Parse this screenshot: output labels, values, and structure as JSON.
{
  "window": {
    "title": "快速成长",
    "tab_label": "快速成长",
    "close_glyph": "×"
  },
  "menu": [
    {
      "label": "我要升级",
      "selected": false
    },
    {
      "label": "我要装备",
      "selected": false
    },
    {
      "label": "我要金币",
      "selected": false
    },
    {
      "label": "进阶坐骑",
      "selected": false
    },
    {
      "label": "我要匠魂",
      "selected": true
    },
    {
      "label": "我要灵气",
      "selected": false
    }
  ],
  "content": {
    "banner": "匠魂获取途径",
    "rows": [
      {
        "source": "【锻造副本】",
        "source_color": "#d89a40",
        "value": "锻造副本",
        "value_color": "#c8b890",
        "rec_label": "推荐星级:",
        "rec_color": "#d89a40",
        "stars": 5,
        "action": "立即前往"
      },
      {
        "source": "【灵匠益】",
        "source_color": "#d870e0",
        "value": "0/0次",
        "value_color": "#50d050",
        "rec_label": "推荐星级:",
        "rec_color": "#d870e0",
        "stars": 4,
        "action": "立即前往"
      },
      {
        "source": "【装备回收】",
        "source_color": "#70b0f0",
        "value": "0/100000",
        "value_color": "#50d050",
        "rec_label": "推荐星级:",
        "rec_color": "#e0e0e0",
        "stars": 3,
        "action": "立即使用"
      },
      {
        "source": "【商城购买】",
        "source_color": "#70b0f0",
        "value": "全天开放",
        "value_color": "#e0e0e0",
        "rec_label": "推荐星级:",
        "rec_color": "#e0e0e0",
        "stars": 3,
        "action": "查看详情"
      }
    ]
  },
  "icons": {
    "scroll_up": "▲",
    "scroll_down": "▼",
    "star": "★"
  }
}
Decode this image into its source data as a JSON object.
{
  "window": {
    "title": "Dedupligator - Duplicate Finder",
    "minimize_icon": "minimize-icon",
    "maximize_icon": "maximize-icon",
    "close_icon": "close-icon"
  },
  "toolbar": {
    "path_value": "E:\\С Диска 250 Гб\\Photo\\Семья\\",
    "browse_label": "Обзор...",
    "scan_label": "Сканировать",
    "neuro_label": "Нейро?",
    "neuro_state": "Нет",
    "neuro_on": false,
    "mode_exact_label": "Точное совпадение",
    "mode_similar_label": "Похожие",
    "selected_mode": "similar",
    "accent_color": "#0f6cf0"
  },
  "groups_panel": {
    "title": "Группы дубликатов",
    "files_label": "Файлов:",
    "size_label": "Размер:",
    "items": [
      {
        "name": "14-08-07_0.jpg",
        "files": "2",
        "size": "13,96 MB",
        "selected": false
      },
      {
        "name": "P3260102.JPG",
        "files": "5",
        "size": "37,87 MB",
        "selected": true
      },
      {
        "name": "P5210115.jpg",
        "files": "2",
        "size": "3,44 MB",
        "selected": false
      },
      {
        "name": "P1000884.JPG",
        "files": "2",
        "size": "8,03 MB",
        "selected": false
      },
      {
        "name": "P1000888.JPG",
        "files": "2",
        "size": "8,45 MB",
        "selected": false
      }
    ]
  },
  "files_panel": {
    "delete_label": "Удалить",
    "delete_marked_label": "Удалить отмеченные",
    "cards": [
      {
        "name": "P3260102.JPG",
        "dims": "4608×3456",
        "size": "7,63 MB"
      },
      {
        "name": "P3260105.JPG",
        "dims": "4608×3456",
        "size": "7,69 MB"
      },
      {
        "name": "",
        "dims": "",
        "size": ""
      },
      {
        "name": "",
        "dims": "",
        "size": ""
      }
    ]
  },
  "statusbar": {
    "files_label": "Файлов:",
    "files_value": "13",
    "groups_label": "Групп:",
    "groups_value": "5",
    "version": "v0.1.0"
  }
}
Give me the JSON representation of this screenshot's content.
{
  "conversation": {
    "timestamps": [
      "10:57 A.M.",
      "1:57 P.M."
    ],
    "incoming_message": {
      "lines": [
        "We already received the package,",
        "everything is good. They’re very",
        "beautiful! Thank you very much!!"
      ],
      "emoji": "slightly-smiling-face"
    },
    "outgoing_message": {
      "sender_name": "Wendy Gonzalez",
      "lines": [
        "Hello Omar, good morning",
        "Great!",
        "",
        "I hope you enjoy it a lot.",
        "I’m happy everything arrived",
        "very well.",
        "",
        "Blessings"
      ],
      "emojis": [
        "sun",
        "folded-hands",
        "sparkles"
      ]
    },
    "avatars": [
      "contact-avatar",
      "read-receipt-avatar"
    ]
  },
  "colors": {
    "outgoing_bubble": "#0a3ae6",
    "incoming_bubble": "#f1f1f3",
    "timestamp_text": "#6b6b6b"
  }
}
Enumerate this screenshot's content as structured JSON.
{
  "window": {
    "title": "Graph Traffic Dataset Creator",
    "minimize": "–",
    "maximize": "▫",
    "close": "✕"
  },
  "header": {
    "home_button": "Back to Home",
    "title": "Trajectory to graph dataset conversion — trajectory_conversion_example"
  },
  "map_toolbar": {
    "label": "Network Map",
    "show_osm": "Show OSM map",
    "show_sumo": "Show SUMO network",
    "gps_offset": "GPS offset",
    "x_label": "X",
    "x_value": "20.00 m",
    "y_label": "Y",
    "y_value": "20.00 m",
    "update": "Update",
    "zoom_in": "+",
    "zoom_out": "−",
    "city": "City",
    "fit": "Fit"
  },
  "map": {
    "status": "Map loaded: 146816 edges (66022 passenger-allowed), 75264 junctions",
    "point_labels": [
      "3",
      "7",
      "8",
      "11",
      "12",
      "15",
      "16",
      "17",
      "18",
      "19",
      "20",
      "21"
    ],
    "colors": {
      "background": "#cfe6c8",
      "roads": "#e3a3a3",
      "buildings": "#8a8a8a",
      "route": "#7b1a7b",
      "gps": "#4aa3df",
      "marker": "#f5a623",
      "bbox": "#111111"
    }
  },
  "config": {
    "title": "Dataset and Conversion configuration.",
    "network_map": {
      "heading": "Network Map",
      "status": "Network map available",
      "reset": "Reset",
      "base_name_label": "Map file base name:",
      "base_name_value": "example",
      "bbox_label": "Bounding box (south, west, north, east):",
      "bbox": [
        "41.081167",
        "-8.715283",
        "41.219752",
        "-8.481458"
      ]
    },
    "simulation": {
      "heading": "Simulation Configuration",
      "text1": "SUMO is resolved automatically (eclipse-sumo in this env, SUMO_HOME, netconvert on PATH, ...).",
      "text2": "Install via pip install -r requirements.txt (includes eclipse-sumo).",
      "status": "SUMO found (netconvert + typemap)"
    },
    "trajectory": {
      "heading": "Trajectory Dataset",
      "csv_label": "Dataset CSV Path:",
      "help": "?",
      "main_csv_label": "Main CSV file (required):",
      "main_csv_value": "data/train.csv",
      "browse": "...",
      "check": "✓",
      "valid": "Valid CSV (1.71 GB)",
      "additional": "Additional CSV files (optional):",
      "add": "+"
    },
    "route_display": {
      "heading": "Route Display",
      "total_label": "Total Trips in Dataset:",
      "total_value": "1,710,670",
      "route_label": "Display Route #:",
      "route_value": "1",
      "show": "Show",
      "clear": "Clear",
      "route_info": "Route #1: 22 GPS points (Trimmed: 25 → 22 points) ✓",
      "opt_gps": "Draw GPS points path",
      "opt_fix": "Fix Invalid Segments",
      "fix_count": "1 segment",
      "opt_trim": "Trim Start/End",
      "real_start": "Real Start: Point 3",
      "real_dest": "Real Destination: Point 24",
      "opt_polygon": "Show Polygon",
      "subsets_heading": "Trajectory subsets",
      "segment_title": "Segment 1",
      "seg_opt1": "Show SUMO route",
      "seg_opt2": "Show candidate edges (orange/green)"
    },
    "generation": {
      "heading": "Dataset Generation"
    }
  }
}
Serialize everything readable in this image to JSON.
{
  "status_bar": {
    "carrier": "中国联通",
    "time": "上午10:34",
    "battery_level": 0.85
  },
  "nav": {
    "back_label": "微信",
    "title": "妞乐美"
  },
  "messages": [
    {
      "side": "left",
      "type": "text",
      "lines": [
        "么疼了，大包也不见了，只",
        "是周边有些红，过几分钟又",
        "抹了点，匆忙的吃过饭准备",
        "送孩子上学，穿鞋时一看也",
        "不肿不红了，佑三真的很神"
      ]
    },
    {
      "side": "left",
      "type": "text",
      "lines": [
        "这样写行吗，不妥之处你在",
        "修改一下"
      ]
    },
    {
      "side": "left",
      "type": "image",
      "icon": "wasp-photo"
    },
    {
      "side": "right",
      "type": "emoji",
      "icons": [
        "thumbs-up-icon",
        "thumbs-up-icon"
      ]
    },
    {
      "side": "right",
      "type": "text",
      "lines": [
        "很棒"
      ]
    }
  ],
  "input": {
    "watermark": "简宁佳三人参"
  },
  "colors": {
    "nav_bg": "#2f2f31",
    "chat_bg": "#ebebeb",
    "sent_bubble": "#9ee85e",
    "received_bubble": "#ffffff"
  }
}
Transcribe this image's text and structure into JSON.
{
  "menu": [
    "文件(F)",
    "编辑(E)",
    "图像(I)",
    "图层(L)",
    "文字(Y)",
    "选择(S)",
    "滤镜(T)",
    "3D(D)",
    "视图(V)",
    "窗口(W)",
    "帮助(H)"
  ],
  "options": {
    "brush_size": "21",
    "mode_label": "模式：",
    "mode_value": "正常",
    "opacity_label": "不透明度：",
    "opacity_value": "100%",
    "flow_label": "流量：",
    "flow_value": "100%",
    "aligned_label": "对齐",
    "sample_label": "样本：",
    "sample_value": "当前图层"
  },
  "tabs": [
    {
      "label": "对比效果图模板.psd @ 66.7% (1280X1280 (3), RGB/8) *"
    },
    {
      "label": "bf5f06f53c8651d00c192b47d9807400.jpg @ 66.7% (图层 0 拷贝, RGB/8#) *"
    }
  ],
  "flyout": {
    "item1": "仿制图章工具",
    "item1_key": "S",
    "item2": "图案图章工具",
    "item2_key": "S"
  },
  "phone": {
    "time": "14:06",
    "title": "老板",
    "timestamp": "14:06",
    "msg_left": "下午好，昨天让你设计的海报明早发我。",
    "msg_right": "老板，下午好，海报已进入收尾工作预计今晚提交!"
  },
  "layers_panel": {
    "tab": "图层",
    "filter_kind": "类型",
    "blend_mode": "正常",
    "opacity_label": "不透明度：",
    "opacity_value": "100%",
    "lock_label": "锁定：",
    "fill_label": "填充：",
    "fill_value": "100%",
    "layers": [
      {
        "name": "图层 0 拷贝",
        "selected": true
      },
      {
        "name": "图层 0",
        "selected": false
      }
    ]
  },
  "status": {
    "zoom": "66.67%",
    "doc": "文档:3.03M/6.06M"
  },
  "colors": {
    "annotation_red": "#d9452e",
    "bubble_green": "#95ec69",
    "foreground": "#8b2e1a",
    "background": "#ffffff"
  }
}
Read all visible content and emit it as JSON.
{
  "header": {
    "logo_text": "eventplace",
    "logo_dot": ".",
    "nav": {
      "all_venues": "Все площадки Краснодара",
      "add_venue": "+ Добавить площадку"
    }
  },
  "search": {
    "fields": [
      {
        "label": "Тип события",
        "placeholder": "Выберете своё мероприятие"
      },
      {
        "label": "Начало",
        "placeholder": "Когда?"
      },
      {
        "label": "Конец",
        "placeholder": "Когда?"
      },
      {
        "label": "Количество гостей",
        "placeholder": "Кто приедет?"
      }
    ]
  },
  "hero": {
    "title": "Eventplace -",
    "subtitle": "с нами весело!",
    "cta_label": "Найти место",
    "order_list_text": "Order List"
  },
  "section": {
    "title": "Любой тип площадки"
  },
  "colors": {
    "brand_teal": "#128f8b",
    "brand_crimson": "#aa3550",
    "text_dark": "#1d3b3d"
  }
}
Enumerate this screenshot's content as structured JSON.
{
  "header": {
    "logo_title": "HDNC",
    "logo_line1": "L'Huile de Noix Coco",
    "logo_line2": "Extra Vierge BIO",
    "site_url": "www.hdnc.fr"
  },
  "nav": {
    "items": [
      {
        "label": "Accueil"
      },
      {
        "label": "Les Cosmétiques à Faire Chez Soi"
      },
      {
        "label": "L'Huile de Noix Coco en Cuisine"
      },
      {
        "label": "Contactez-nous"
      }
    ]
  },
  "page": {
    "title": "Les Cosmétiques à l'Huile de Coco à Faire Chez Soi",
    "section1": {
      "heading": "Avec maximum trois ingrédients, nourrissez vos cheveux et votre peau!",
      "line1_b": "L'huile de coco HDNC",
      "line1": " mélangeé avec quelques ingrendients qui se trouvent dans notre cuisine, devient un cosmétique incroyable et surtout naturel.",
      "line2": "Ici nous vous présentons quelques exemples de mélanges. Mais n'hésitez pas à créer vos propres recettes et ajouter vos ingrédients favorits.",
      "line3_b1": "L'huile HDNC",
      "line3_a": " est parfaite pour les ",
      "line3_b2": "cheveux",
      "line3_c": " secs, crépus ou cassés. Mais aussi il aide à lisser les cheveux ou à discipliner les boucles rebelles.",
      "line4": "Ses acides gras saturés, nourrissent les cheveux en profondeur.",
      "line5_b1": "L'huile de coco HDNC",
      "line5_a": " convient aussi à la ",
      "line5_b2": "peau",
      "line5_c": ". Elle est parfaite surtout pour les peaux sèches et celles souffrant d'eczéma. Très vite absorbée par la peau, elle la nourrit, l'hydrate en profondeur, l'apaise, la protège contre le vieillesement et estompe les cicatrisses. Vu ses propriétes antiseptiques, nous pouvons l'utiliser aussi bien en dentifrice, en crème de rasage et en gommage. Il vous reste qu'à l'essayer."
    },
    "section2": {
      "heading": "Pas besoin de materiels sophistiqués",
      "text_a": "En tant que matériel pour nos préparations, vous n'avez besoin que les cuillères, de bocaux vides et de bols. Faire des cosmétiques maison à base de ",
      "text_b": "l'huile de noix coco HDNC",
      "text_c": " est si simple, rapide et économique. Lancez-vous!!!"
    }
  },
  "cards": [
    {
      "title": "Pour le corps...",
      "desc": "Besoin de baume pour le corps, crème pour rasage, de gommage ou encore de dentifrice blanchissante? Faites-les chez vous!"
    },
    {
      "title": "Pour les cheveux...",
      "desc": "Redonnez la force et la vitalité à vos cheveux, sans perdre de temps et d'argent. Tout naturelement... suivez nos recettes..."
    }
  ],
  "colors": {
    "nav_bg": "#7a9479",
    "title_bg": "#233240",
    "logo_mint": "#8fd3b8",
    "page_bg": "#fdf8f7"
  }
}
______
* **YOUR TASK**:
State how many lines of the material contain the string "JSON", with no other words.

* **RESPONSE TO THIS TASK**:
8